LLW includes items that have become contaminated with radioactive material or have become radioactive through exposure to neutron radiation. This waste typically consists of contaminated protective shoe covers and clothing, wiping rags, mops, filters, reactor water treatment residues, equipments and tools, luminous dials, medical tubes, swabs, injection needles, syringes, and laboratory animal carcasses and tissues. The radioactivity can range from just above background levels found in nature to very highly radioactive in certain cases such as parts from inside the reactor vessel in a nuclear power plant.
The definition of low-level waste is set by the nuclear regulators of individual countries, though the International Atomic Energy Agency (IAEA) provides recommendations. Some countries, such as France, specify categories for long-lived low- and intermediate-level waste. U.S. regulations do not define the category of intermediate-level waste...

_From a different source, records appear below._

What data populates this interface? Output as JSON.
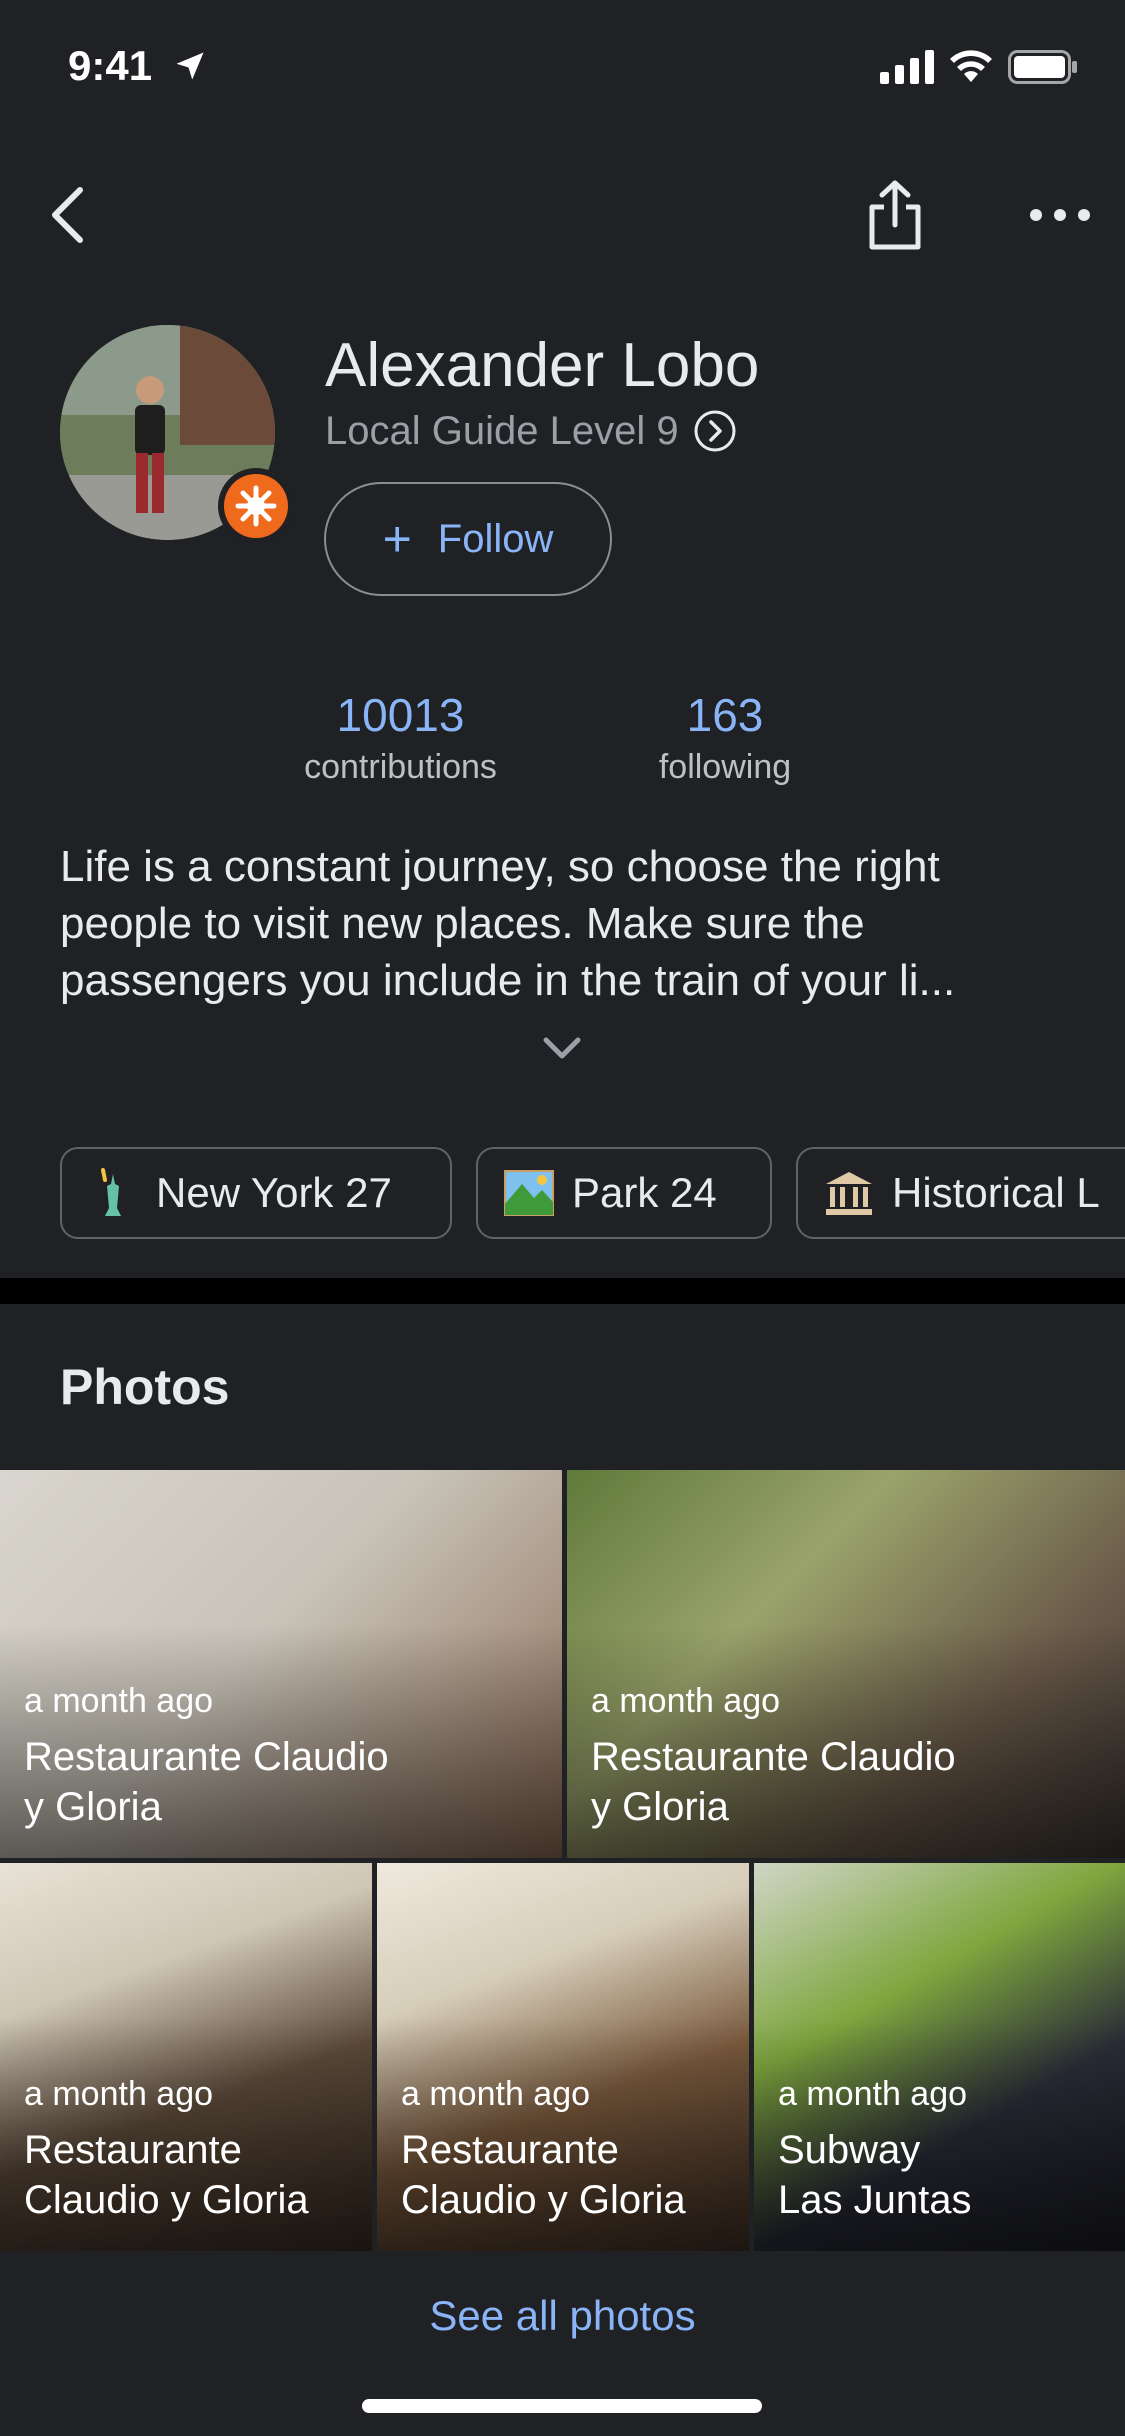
{
  "status_bar": {
    "time": "9:41"
  },
  "profile": {
    "name": "Alexander Lobo",
    "level": "Local Guide Level 9",
    "follow_label": "Follow",
    "follow_icon": "+"
  },
  "stats": [
    {
      "value": "10013",
      "label": "contributions"
    },
    {
      "value": "163",
      "label": "following"
    }
  ],
  "bio": "Life is a constant journey, so choose the right people to visit new places. Make sure the passengers you include in the train of your li...",
  "chips": [
    {
      "icon": "statue-of-liberty-icon",
      "label": "New York 27"
    },
    {
      "icon": "park-icon",
      "label": "Park 24"
    },
    {
      "icon": "classical-building-icon",
      "label": "Historical L"
    }
  ],
  "photos": {
    "title": "Photos",
    "items": [
      {
        "time": "a month ago",
        "title": "Restaurante Claudio\ny Gloria"
      },
      {
        "time": "a month ago",
        "title": "Restaurante Claudio\ny Gloria"
      },
      {
        "time": "a month ago",
        "title": "Restaurante\nClaudio y Gloria"
      },
      {
        "time": "a month ago",
        "title": "Restaurante\nClaudio y Gloria"
      },
      {
        "time": "a month ago",
        "title": "Subway\nLas Juntas"
      }
    ],
    "see_all": "See all photos"
  },
  "colors": {
    "background": "#202124",
    "accent": "#8ab4f8",
    "badge": "#f06a1d"
  }
}
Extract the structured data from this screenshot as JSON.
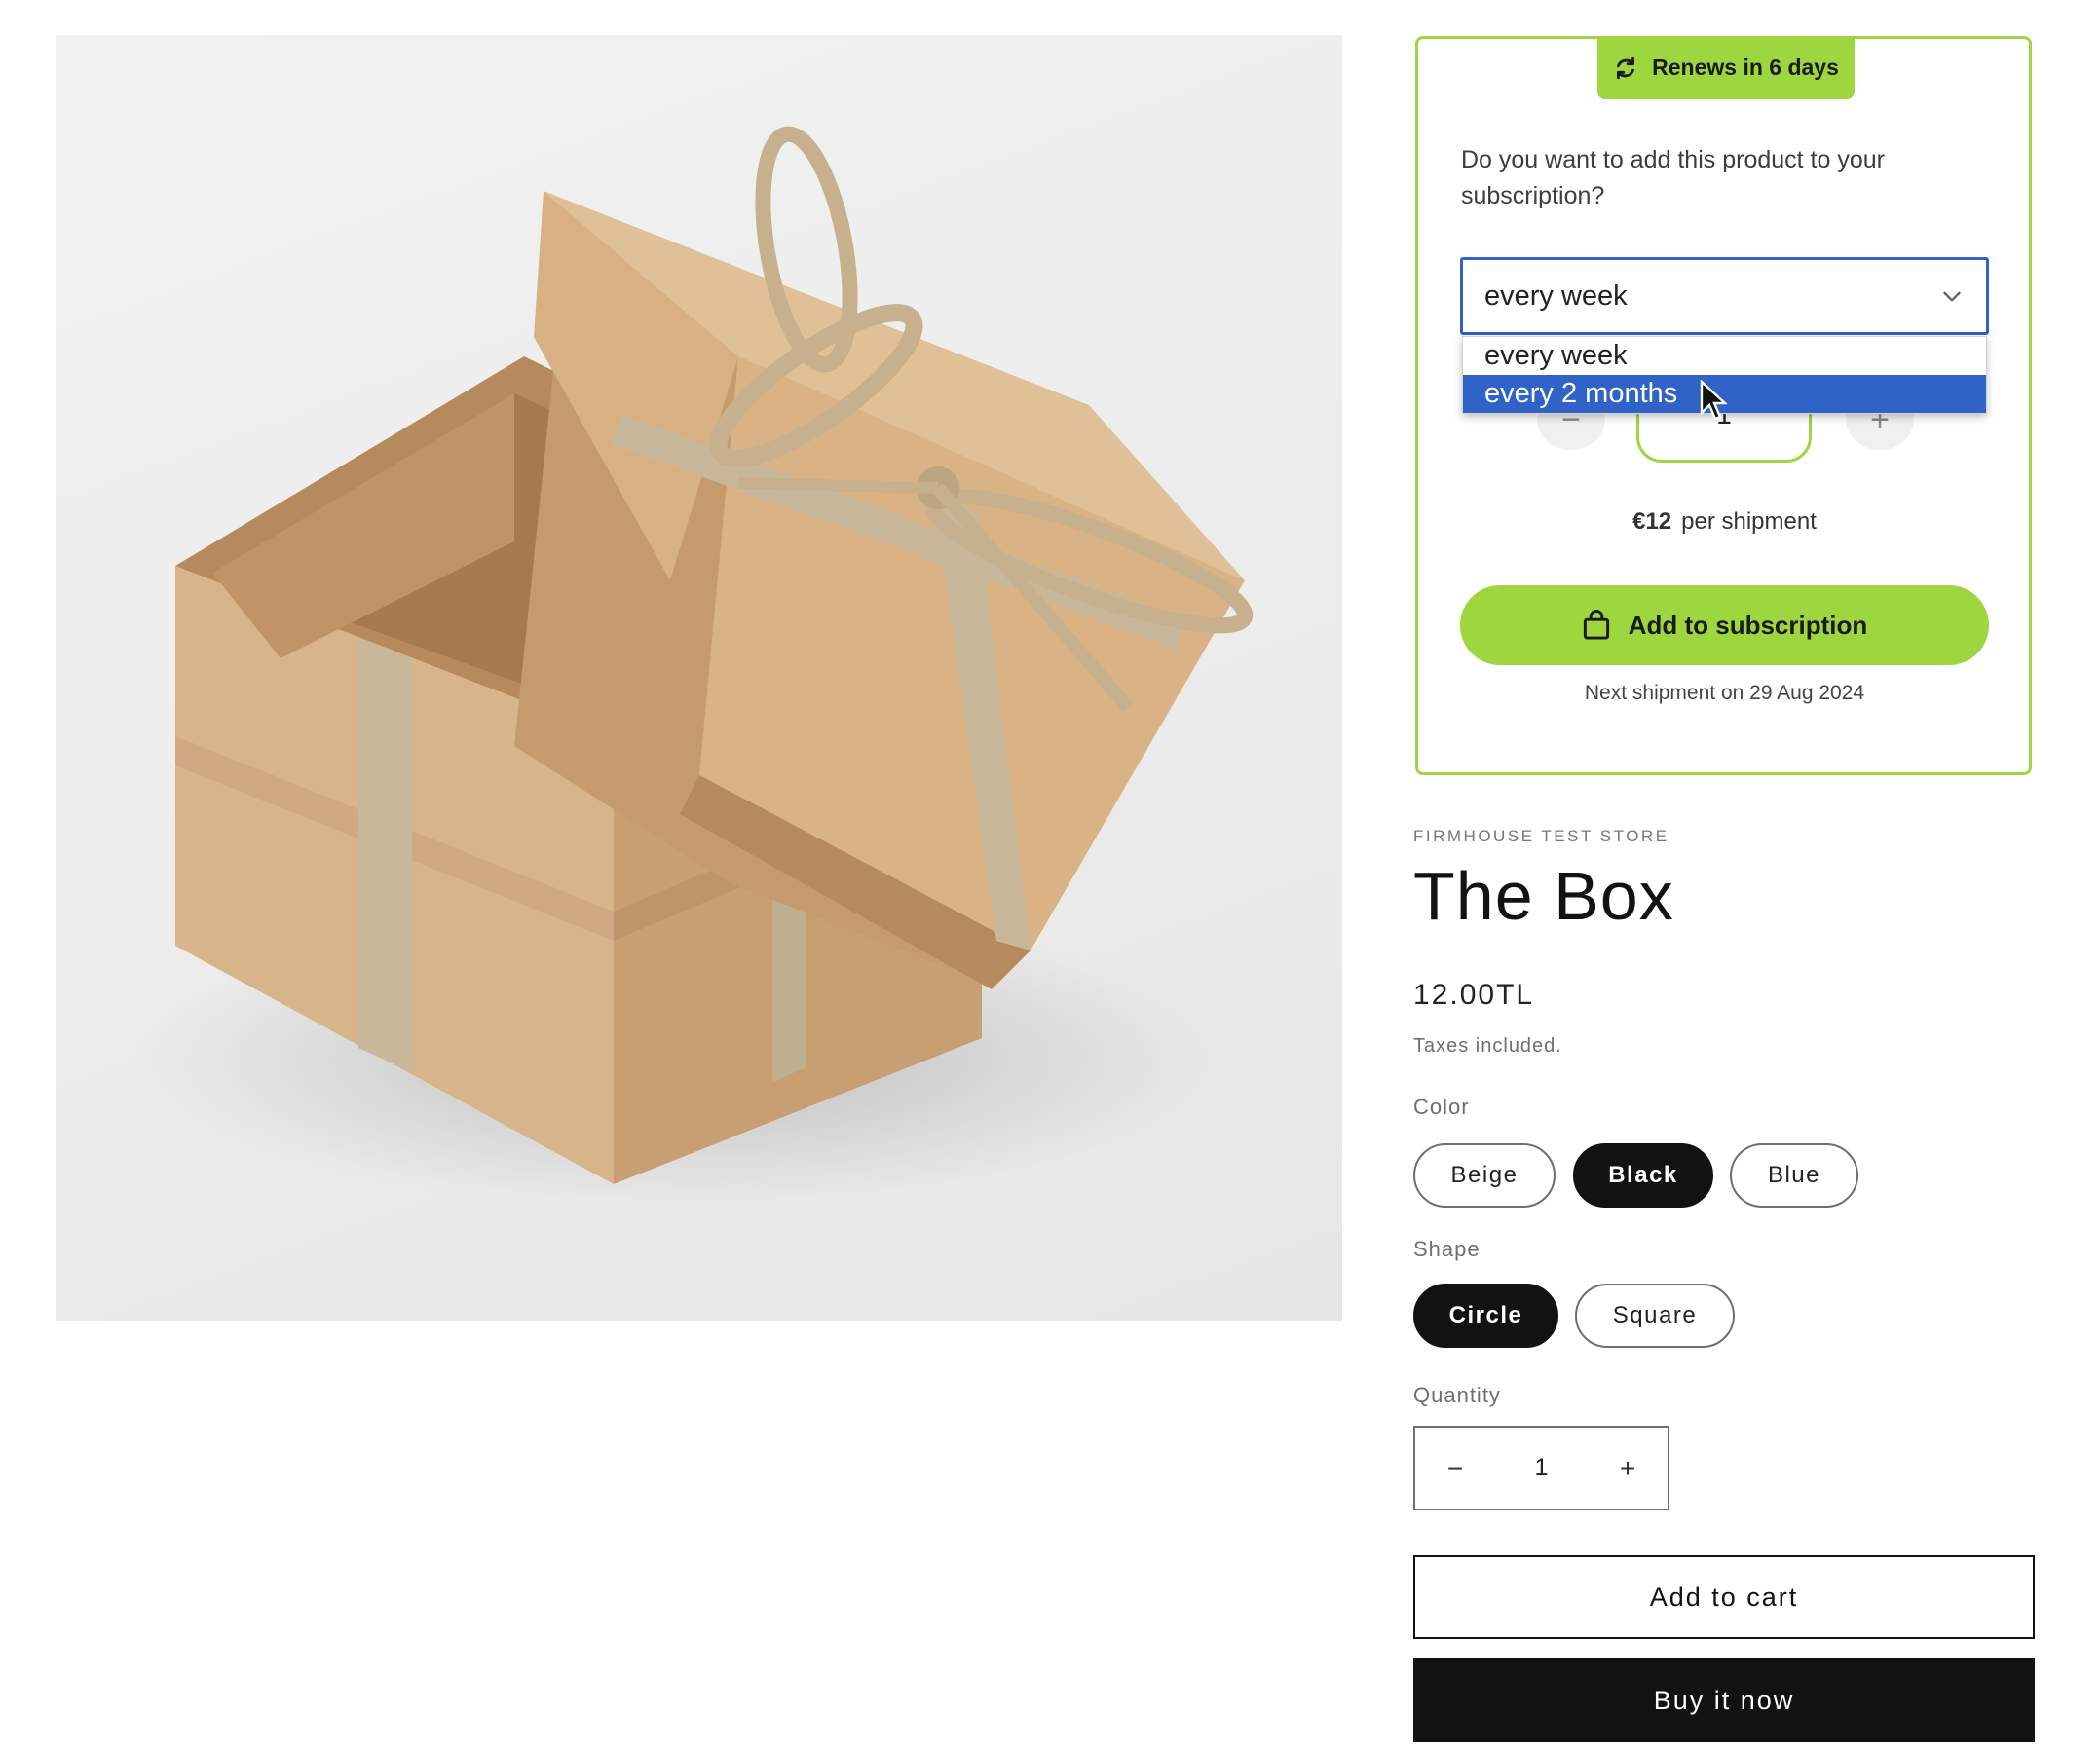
{
  "product_image": {
    "alt": "Kraft gift box with open lid and ribbon bow",
    "colors": {
      "box": "#d8b48a",
      "box_shadow": "#b88f63",
      "ribbon": "#c9b79a"
    }
  },
  "subscription": {
    "badge": "Renews in 6 days",
    "question": "Do you want to add this product to your subscription?",
    "frequency_selected": "every week",
    "frequency_options": [
      "every week",
      "every 2 months"
    ],
    "highlighted_option": "every 2 months",
    "stepper": {
      "minus": "−",
      "value": "1",
      "plus": "+"
    },
    "price": "€12",
    "price_suffix": "per shipment",
    "add_button": "Add to subscription",
    "next_shipment": "Next shipment on 29 Aug 2024",
    "accent_color": "#9dd63f"
  },
  "product": {
    "vendor": "FIRMHOUSE TEST STORE",
    "title": "The Box",
    "price": "12.00TL",
    "tax_note": "Taxes included.",
    "color_label": "Color",
    "colors": [
      "Beige",
      "Black",
      "Blue"
    ],
    "selected_color": "Black",
    "shape_label": "Shape",
    "shapes": [
      "Circle",
      "Square"
    ],
    "selected_shape": "Circle",
    "quantity_label": "Quantity",
    "quantity": {
      "minus": "−",
      "value": "1",
      "plus": "+"
    },
    "add_to_cart": "Add to cart",
    "buy_now": "Buy it now"
  }
}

Depending on who "owns" the waste, its handling and disposal is regulated differently. All nuclear facilities, whether they are a utility or a disposal site, have to comply with Nuclear Regulatory Commission (NRC) regulations. The four low-level waste facilities in the U.S. are Barnwell, South Carolina; Richland, Washington; Clive, Utah; and as of June 2013, Andrews County, Texas. The Barnwell and the Clive locations are operated by EnergySolutions, the Richland location is operated by U.S. Ecology, and the Andrews County location is operated by Waste Control Specialists. Barnwell, Richland, and Andrews County accept Classes A through C of low-level waste, whereas Clive only accepts Class A LLW. The DOE has dozens of LLW sites under management. The largest of these exist at DOE Reservations around the country (e.g. the Hanford Reservation, Savannah River Site, Nevada Test Site, Los Alamos National Laboratory, Oak Ridge National Laboratory, Idaho National Laboratory, to name the most significant).
Classes of wastes are detailed in 10 C.F.R. § 61.55 Waste Classification enforced by the Nuclear Regulatory Commission, reproduced in the table below. These are not all the isotopes disposed of at these facilities, just the ones that are of most concern for the long-term monitoring of the sites. Waste is divided into three classes, A through C, where A is the least radioactive and C is the most radioactive. Class A LLW is able to be deposited near the surface, whereas Classes B and C LLW have to be buried progressively deeper...